There is no criteria set in place that would determine whether a department or administrative arm of the Executive Branch is indeed "unnecessary." That list of criteria is painfully absent. Instead, the order offers a 180 day window for the public to voice their concerns, with again no insight on whether these concerns will influence or help determine the outcome of these cuts.
What's more troubling is this section:

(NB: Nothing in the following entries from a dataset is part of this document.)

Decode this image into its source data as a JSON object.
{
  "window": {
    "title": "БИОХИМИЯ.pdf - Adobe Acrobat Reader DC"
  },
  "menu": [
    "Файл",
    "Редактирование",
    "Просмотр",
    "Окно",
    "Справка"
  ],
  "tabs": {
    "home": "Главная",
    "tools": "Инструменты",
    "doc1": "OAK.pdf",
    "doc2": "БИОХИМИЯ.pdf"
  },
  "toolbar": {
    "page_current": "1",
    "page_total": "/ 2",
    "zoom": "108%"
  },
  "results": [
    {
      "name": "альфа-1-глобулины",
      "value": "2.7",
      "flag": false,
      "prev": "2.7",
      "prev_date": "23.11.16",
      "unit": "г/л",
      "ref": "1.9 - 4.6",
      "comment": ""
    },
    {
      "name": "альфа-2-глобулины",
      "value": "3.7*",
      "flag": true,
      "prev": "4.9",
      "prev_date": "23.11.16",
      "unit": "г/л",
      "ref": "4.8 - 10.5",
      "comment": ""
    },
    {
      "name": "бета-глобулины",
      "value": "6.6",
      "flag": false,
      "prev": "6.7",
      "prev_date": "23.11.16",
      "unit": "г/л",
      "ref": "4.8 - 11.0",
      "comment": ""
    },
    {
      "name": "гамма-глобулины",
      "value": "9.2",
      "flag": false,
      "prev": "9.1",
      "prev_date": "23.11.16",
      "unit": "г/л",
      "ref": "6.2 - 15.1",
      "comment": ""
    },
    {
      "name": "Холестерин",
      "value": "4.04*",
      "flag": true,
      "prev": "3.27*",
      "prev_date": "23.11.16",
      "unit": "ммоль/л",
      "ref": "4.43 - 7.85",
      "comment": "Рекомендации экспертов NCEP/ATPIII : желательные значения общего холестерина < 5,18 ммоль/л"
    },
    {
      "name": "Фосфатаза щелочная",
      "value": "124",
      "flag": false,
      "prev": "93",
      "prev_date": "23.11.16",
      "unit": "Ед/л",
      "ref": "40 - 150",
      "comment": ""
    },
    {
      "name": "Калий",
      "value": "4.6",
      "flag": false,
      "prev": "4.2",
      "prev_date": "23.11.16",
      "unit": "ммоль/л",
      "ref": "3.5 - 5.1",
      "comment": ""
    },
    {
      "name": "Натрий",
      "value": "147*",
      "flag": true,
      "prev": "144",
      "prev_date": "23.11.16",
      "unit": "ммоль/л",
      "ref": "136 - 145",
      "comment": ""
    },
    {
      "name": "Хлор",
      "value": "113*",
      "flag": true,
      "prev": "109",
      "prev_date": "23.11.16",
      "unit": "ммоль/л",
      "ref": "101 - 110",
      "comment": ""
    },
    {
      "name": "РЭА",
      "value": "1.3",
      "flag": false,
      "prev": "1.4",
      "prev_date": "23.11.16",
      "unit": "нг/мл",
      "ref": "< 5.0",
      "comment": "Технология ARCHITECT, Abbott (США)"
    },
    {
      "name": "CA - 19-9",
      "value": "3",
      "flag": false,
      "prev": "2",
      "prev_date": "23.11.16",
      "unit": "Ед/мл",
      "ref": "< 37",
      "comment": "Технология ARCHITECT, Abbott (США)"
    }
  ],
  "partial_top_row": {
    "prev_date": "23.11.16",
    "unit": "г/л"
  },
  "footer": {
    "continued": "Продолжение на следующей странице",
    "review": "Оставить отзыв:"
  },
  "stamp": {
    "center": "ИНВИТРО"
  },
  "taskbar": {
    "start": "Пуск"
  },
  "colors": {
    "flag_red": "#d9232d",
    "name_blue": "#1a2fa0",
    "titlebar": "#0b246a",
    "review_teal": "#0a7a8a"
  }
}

Anything can be determined to be handled by local governments and city localities. The state of New York, for example, already has a Dept of Education, an Energy Department, even an Attorney General and National guard. It could be argued that most of the executive branch is redundant if we were to ignore the nuances of what they provide, and the fact that state localities on their own are cannot sufficiently provide for their residents w/o federal aid in some measure. Moreover, these departments in the federal government act as an oversight, compelling local governments to comply with federal laws and regulations that protect citizens against the possible malfeasance of local government. In other words, if we got rid of the EPA, before the Flint Water Crisis broke - would things turn out the same? No. Now think about the other parts of the Executive Branch that could be labeled "unnecessary" to some, and vital to others.
You can find the full Executive Order here: